**WHAT TO WORK ON:** Copy everything in the listing below word for word, apart from any images.

**DATA RECORDS:**
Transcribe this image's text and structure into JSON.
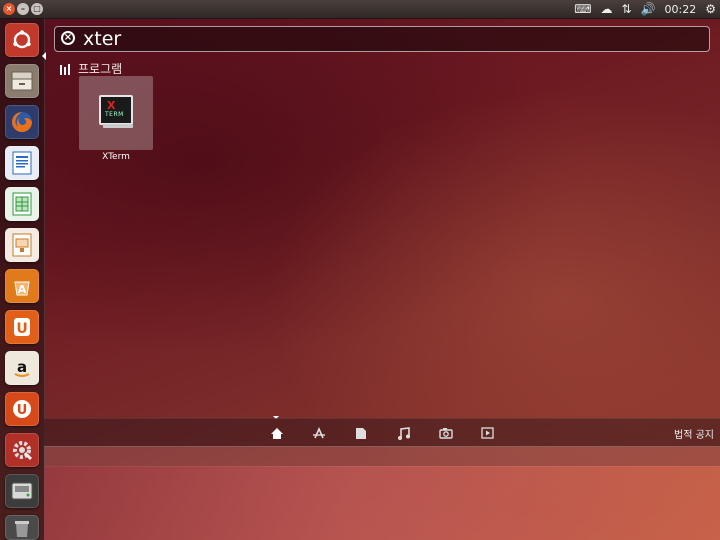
{
  "top_panel": {
    "time": "00:22",
    "icons": [
      "close-icon",
      "minimize-icon",
      "maximize-icon",
      "keyboard-icon",
      "cloud-icon",
      "network-icon",
      "volume-icon",
      "gear-icon"
    ]
  },
  "launcher": {
    "items": [
      {
        "name": "ubuntu-dash",
        "icon": "ubuntu-logo-icon",
        "color": "#c0392b"
      },
      {
        "name": "files",
        "icon": "file-cabinet-icon",
        "color": "#8a7d6f"
      },
      {
        "name": "firefox",
        "icon": "firefox-icon",
        "color": "#e36a1a"
      },
      {
        "name": "libreoffice-writer",
        "icon": "writer-icon",
        "color": "#2a6ac0"
      },
      {
        "name": "libreoffice-calc",
        "icon": "calc-icon",
        "color": "#2e9a3a"
      },
      {
        "name": "libreoffice-impress",
        "icon": "impress-icon",
        "color": "#c97a2a"
      },
      {
        "name": "software-center",
        "icon": "software-center-icon",
        "color": "#e07a1a"
      },
      {
        "name": "ubuntu-one",
        "icon": "ubuntu-one-icon",
        "color": "#e0601a"
      },
      {
        "name": "amazon",
        "icon": "amazon-icon",
        "color": "#e8e0d0"
      },
      {
        "name": "ubuntu-one-music",
        "icon": "ubuntu-one-music-icon",
        "color": "#d64a1a"
      },
      {
        "name": "system-settings",
        "icon": "settings-icon",
        "color": "#b03028"
      },
      {
        "name": "drive",
        "icon": "drive-icon",
        "color": "#4a4a4a"
      },
      {
        "name": "trash",
        "icon": "trash-icon",
        "color": "#5a5a5a"
      }
    ]
  },
  "search": {
    "value": "xter"
  },
  "results": {
    "category": "프로그램",
    "items": [
      {
        "label": "XTerm",
        "icon": "xterm-icon"
      }
    ]
  },
  "lens_bar": {
    "lenses": [
      "home-icon",
      "applications-icon",
      "files-icon",
      "music-icon",
      "photos-icon",
      "video-icon"
    ],
    "legal_label": "법적 공지"
  },
  "colors": {
    "accent": "#e4572e",
    "panel": "#3a3230"
  }
}
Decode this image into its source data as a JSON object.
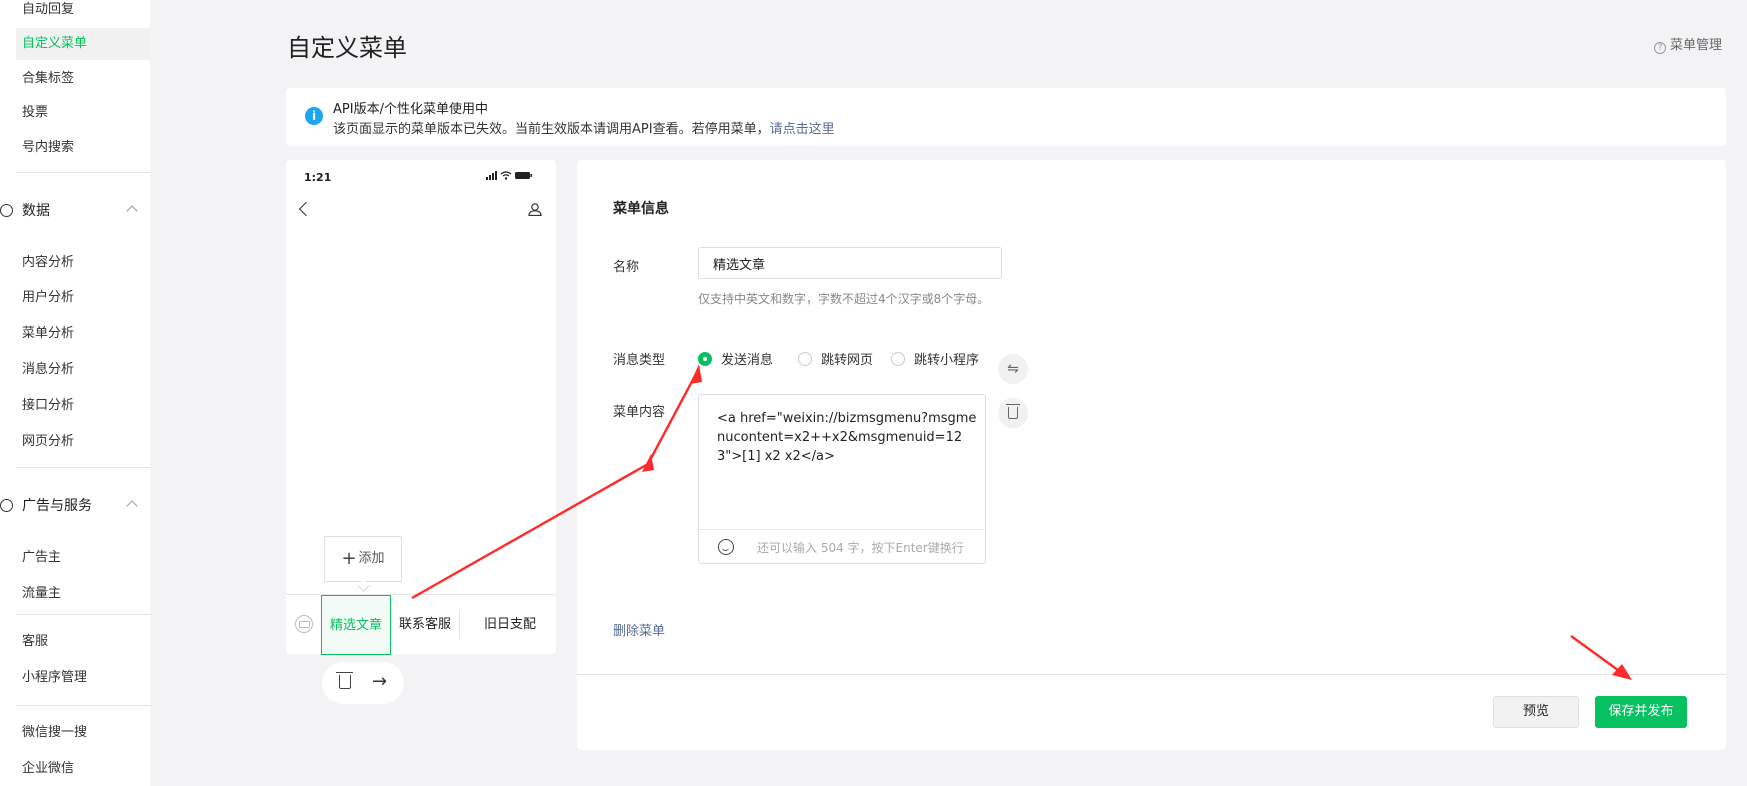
{
  "sidebar": {
    "top_items": [
      "自动回复",
      "自定义菜单",
      "合集标签",
      "投票",
      "号内搜索"
    ],
    "active_item": "自定义菜单",
    "data_section": {
      "label": "数据",
      "items": [
        "内容分析",
        "用户分析",
        "菜单分析",
        "消息分析",
        "接口分析",
        "网页分析"
      ]
    },
    "ad_section": {
      "label": "广告与服务",
      "items": [
        "广告主",
        "流量主"
      ]
    },
    "service_items": [
      "客服",
      "小程序管理"
    ],
    "bottom_items": [
      "微信搜一搜",
      "企业微信"
    ]
  },
  "header": {
    "title": "自定义菜单",
    "menu_manage": "菜单管理"
  },
  "notice": {
    "title": "API版本/个性化菜单使用中",
    "body": "该页面显示的菜单版本已失效。当前生效版本请调用API查看。若停用菜单，",
    "link": "请点击这里"
  },
  "phone": {
    "time": "1:21",
    "add_label": "添加",
    "menu_buttons": [
      "精选文章",
      "联系客服",
      "旧日支配"
    ],
    "active_menu": "精选文章"
  },
  "editor": {
    "section_title": "菜单信息",
    "name_label": "名称",
    "name_value": "精选文章",
    "name_tip": "仅支持中英文和数字，字数不超过4个汉字或8个字母。",
    "type_label": "消息类型",
    "type_options": [
      "发送消息",
      "跳转网页",
      "跳转小程序"
    ],
    "type_selected": "发送消息",
    "content_label": "菜单内容",
    "content_value": "<a href=\"weixin://bizmsgmenu?msgmenucontent=x2++x2&msgmenuid=123\">[1] x2  x2</a>",
    "counter": "还可以输入 504 字，按下Enter键换行",
    "delete_menu": "删除菜单",
    "preview_button": "预览",
    "publish_button": "保存并发布"
  },
  "colors": {
    "accent": "#07c160",
    "link": "#576b95",
    "info": "#1aa5f5",
    "annotation": "#ff2a2a"
  }
}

**PROBLEM SOLUTION:**
Transcribe this image's text and structure into JSON.
{
  "top_panel": {
    "time": "00:22",
    "icons": [
      "close-icon",
      "minimize-icon",
      "maximize-icon",
      "keyboard-icon",
      "cloud-icon",
      "network-icon",
      "volume-icon",
      "gear-icon"
    ]
  },
  "launcher": {
    "items": [
      {
        "name": "ubuntu-dash",
        "icon": "ubuntu-logo-icon",
        "color": "#c0392b"
      },
      {
        "name": "files",
        "icon": "file-cabinet-icon",
        "color": "#8a7d6f"
      },
      {
        "name": "firefox",
        "icon": "firefox-icon",
        "color": "#e36a1a"
      },
      {
        "name": "libreoffice-writer",
        "icon": "writer-icon",
        "color": "#2a6ac0"
      },
      {
        "name": "libreoffice-calc",
        "icon": "calc-icon",
        "color": "#2e9a3a"
      },
      {
        "name": "libreoffice-impress",
        "icon": "impress-icon",
        "color": "#c97a2a"
      },
      {
        "name": "software-center",
        "icon": "software-center-icon",
        "color": "#e07a1a"
      },
      {
        "name": "ubuntu-one",
        "icon": "ubuntu-one-icon",
        "color": "#e0601a"
      },
      {
        "name": "amazon",
        "icon": "amazon-icon",
        "color": "#e8e0d0"
      },
      {
        "name": "ubuntu-one-music",
        "icon": "ubuntu-one-music-icon",
        "color": "#d64a1a"
      },
      {
        "name": "system-settings",
        "icon": "settings-icon",
        "color": "#b03028"
      },
      {
        "name": "drive",
        "icon": "drive-icon",
        "color": "#4a4a4a"
      },
      {
        "name": "trash",
        "icon": "trash-icon",
        "color": "#5a5a5a"
      }
    ]
  },
  "search": {
    "value": "xter"
  },
  "results": {
    "category": "프로그램",
    "items": [
      {
        "label": "XTerm",
        "icon": "xterm-icon"
      }
    ]
  },
  "lens_bar": {
    "lenses": [
      "home-icon",
      "applications-icon",
      "files-icon",
      "music-icon",
      "photos-icon",
      "video-icon"
    ],
    "legal_label": "법적 공지"
  },
  "colors": {
    "accent": "#e4572e",
    "panel": "#3a3230"
  }
}
Decode this image into its source data as a JSON object.
{
  "sidebar": {
    "top_items": [
      "自动回复",
      "自定义菜单",
      "合集标签",
      "投票",
      "号内搜索"
    ],
    "active_item": "自定义菜单",
    "data_section": {
      "label": "数据",
      "items": [
        "内容分析",
        "用户分析",
        "菜单分析",
        "消息分析",
        "接口分析",
        "网页分析"
      ]
    },
    "ad_section": {
      "label": "广告与服务",
      "items": [
        "广告主",
        "流量主"
      ]
    },
    "service_items": [
      "客服",
      "小程序管理"
    ],
    "bottom_items": [
      "微信搜一搜",
      "企业微信"
    ]
  },
  "header": {
    "title": "自定义菜单",
    "menu_manage": "菜单管理"
  },
  "notice": {
    "title": "API版本/个性化菜单使用中",
    "body": "该页面显示的菜单版本已失效。当前生效版本请调用API查看。若停用菜单，",
    "link": "请点击这里"
  },
  "phone": {
    "time": "1:21",
    "add_label": "添加",
    "menu_buttons": [
      "精选文章",
      "联系客服",
      "旧日支配"
    ],
    "active_menu": "精选文章"
  },
  "editor": {
    "section_title": "菜单信息",
    "name_label": "名称",
    "name_value": "精选文章",
    "name_tip": "仅支持中英文和数字，字数不超过4个汉字或8个字母。",
    "type_label": "消息类型",
    "type_options": [
      "发送消息",
      "跳转网页",
      "跳转小程序"
    ],
    "type_selected": "发送消息",
    "content_label": "菜单内容",
    "content_value": "<a href=\"weixin://bizmsgmenu?msgmenucontent=x2++x2&msgmenuid=123\">[1] x2  x2</a>",
    "counter": "还可以输入 504 字，按下Enter键换行",
    "delete_menu": "删除菜单",
    "preview_button": "预览",
    "publish_button": "保存并发布"
  },
  "colors": {
    "accent": "#07c160",
    "link": "#576b95",
    "info": "#1aa5f5",
    "annotation": "#ff2a2a"
  }
}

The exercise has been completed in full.